12 Interconnect issues Technologies being considered: KPiX to Sensor: Indium Bump Bonding Gold Stud Bonding Flex Cable to Sensor: Wire Bonding Z-axis Conducting Film Gold Studs Wire Bond? Indium? ? ACF?
13 Indium Bump Bonding Indium Bump Bonding is a mature/commercial technology. UC, Davis has developed the process for prototyping purposes. Our facilities include a Class 100 clean room (10,000+ sq. ft.) and several pieces of specialized equipment. All the steps are done in-house: Photoresist spinning Mask making Alignment, UV exposure Ti/W sputtering Indium deposition Flip-chip bump bonding

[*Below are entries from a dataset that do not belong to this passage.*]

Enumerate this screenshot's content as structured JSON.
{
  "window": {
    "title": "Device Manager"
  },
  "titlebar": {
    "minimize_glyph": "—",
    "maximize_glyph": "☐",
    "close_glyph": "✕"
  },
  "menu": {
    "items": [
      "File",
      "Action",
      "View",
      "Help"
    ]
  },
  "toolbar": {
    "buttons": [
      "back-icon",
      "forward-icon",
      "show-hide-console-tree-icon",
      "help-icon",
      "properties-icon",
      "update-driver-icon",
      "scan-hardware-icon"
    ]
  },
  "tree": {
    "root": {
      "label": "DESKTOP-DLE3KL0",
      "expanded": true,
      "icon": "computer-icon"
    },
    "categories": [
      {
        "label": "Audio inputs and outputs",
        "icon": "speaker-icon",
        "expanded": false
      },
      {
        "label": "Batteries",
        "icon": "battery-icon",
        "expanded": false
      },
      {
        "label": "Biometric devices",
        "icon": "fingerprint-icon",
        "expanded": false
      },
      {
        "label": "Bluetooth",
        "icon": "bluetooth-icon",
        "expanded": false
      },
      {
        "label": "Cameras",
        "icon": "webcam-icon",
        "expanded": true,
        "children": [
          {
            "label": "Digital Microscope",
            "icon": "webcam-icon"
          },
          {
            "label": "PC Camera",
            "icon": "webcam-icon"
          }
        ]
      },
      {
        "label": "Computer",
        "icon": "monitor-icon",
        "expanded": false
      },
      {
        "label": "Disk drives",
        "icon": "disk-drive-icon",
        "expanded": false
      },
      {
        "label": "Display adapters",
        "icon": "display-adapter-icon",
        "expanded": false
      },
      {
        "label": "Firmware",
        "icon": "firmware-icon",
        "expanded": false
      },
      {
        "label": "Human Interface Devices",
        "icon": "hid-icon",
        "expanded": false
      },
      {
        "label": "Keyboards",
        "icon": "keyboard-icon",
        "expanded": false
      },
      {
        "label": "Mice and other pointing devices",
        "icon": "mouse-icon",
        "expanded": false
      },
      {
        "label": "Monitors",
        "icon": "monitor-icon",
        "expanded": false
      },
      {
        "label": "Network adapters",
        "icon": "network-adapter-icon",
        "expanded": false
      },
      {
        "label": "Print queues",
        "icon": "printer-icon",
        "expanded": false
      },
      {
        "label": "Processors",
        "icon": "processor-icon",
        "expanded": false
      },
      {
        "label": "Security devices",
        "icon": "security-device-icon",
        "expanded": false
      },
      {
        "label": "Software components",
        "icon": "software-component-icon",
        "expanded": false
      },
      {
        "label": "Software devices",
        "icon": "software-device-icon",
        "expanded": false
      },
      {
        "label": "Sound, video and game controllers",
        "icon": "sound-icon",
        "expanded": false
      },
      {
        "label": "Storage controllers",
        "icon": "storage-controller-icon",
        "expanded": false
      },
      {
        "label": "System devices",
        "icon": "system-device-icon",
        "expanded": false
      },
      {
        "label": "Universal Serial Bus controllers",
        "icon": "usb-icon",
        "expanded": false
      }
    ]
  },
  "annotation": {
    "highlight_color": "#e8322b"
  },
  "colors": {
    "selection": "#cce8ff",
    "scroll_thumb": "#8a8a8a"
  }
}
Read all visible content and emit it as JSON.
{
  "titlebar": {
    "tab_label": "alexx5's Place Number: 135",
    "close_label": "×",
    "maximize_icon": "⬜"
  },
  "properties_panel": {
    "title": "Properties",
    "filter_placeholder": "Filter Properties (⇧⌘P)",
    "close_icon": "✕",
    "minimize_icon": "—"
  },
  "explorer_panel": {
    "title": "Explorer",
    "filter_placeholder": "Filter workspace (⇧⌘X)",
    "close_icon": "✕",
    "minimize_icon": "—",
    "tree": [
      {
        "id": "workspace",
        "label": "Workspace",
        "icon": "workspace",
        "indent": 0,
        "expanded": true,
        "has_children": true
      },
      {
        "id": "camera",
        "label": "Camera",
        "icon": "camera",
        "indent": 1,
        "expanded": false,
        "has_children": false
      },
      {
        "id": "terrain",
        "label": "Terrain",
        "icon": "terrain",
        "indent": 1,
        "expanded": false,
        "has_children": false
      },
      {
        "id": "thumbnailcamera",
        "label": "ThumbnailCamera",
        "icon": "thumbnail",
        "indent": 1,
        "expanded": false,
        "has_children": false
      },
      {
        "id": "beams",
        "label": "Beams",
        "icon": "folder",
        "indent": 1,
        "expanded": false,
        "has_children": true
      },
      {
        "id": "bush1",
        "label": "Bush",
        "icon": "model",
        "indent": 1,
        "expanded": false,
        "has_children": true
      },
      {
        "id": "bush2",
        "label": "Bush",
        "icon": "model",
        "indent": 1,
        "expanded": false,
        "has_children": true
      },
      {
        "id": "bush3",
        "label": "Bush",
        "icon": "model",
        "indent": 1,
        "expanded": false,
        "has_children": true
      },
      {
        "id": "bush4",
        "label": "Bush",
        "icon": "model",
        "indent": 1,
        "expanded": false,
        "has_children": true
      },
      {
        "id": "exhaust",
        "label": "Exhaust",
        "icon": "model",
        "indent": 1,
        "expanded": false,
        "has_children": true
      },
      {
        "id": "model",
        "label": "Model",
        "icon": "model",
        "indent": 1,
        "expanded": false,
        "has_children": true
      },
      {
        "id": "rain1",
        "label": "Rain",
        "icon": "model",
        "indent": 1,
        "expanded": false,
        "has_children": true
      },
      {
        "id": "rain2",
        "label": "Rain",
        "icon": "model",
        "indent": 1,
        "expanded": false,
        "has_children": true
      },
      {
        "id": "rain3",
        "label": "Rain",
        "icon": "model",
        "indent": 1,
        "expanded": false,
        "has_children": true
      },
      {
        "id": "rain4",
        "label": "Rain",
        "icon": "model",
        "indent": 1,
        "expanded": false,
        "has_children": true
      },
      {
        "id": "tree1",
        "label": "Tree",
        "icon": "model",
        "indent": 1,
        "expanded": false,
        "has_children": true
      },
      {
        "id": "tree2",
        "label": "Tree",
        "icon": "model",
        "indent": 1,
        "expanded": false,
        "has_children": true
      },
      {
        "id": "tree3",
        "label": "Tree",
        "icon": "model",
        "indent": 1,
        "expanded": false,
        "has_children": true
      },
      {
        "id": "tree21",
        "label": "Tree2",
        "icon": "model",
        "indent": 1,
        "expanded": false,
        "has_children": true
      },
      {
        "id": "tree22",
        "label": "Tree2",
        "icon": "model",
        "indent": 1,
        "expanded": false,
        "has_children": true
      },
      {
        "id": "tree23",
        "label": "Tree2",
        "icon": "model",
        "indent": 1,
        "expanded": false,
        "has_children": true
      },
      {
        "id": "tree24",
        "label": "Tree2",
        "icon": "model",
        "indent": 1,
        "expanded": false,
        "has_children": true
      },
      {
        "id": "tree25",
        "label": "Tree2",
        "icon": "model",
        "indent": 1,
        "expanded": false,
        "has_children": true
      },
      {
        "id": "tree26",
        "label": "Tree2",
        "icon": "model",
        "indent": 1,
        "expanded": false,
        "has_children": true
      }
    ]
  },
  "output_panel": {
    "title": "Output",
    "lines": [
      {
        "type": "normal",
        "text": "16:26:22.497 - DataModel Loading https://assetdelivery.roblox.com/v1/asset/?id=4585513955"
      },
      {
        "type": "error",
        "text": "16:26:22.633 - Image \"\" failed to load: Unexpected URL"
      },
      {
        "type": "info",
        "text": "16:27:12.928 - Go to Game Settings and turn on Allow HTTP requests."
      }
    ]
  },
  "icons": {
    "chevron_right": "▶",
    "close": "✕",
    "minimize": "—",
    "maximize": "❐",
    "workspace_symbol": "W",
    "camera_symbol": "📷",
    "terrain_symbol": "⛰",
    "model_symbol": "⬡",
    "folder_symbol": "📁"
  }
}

15 Gold Stud Bump Bonding Palomar Technologies Vista, Ca. An attractive option for prototyping because individual small chips are difficult to handle for Indium bumping.
16 Gold Stud Growth Palomar Technologies: Step 1: A ~25 m gold wire is bonded to the pad. Step 2: The wire is snapped off leaving a stud behind. Step 3: The stud is “coined” (flattened) to provide a better shape.
17 Adhesive Attachment Palomar Technologies: The tips of the studs are dipped into a conductive epoxy. (Alternately, epoxy “dots” can be dispensed on the opposite wafer). After a flip-chip alignment, the chips are compressed. An optimum stud shape for adhesive attachment has been developed. Instead of “coining” the wire is pushed back into the ball after snapping. The result is a matted surface.
18 KPiX with Gold Studs Studs are well- formed and centered on the 70x70 m pads.
19 Si-W Bump Bonding KPiX Chips Initial gold-stud bump-bonding trials had mixed results due to surface oxidation. Trials using titanium-tungsten treatment of Hamamatsu sensors and KPiX-7 are underway.
20 Z-Axis Conducting Adhesive Cairns et al, SID Digest, 2001 3M : 7303 ACF Adhesive ~45 m particles ~75 m film thickness ≥250 m pad pitch Bonding Conditions: 140 o C @ 260 PSI for 25 secs Contact resistance ≤0.2 (for flex-cable to PC board). ≤0.2 maintained after 80 o C for 1000 hours or 25 o C for 4 yrs. Flex cable to Wafer attachment is not common => R&D.
21 Thermoplastic Conducting Adhesive Btechcorp: Metal fibers in a matrix ~2 x 10 7 fibers/in 2 ≥11 m pad pitch Low Cure pressure: 50 psi Nickel fiber structure. Conductive Resistive Thermal Conductivity ≥ Cu. Smaller resistance Cheaper. Candidate for both KPiX to Sensor and Flex cable to Sensor attachment => Further R&D.
23 Test Setup: “4 point” R measure Current flow Voltage measure across the bump No current here Conducting Film between strips in cross over area
24 Jig for Forming the Connection Temperature and pressure control and readback. Duration and ramp-up/ramp-down are also factors.
25 Initial Results R = constant x L/A Width of strip in mils 10203040 115 174 8 28 The results are promising. One anomalous data point => more study of process parameters is needed.
26 ACF between glass cover slips Allows for observation under a microscope. “Oozing of adhesive needs to be studied and controlled.
27 Summary The R&D for Si-W ECal technology is progressing steadily. Near-term Goal: Construct a “Tower”: full-depth (30 layer), single-wafer wide module with 1024 channel KPiX chips bonded to sensor wafers and read out via flex cables. => Test Beam.